Lost—and Found—Ark: ‘Raiders’ Revisited

Raiders! The Story of the Greatest Fan Film Ever Made

Their story is now legend. In 1982, twelve-year-old friends Chris Strompolos, Eric Zala, and Jayson Lamb started shooting a shot-for-shot remake of Raiders of the Lost Ark on a borrowed VHS camcorder in their small Mississippi town. Chris played Indiana Jones, Eric directed and played Belloq, and Jayson manned the camera, edited the footage, and brainstormed the special effects. They spent every summer vacation for seven years completing the film (every scene except one: the fight around the airplane with spinning propellers), by which time they had fallen out and weren’t even speaking to one another. Completed in 1989, it was practically forgotten until VHS copies started making their way to film buffs and movie collectors. Filmmaker Eli Roth brought a copy for an unannounced screening at the 2002 Butt-Numb-a-Thon and the underground legend exploded. In the years since, Chris and Eric traveled around the country for special screenings of their fan film.

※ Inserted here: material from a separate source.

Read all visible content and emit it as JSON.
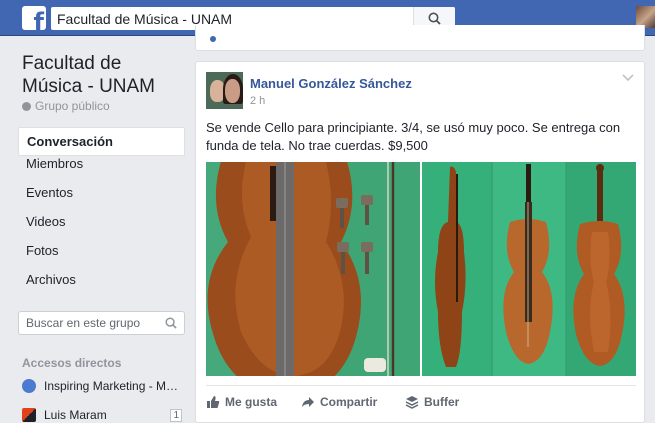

Raiders! The Story of the Greatest Fan Film Ever Made, directed by Jeremy Coon and Tim Skousen and inspired by the book by Alan Eisenstock, will be the closest most people will get to seeing that astounding piece of DIY spectacle—the film was never meant to be seen outside of the friends who made it and what twelve-year-old thinks to get a waiver from the creators of the original film? It features clips from the film and outtakes from the production that show not only the spirit of the endeavor but the potentially life-threatening situations the boys put themselves through to do the shoot, as well as new interviews with the Chris, Eric, Jayson, their parents (God bless the mothers of these kids, who believed in their dreams, even if they worried about their methods), and other members of the cast and crew. And it’s built around the crazy impulse to finish the film decades later. Chris and Eric raised money in a Kickstarter campaign to get that last scene. It turned out to be just as dangerous an undertaking as the most reckless things they did as kids.

Continue reading at Keyframe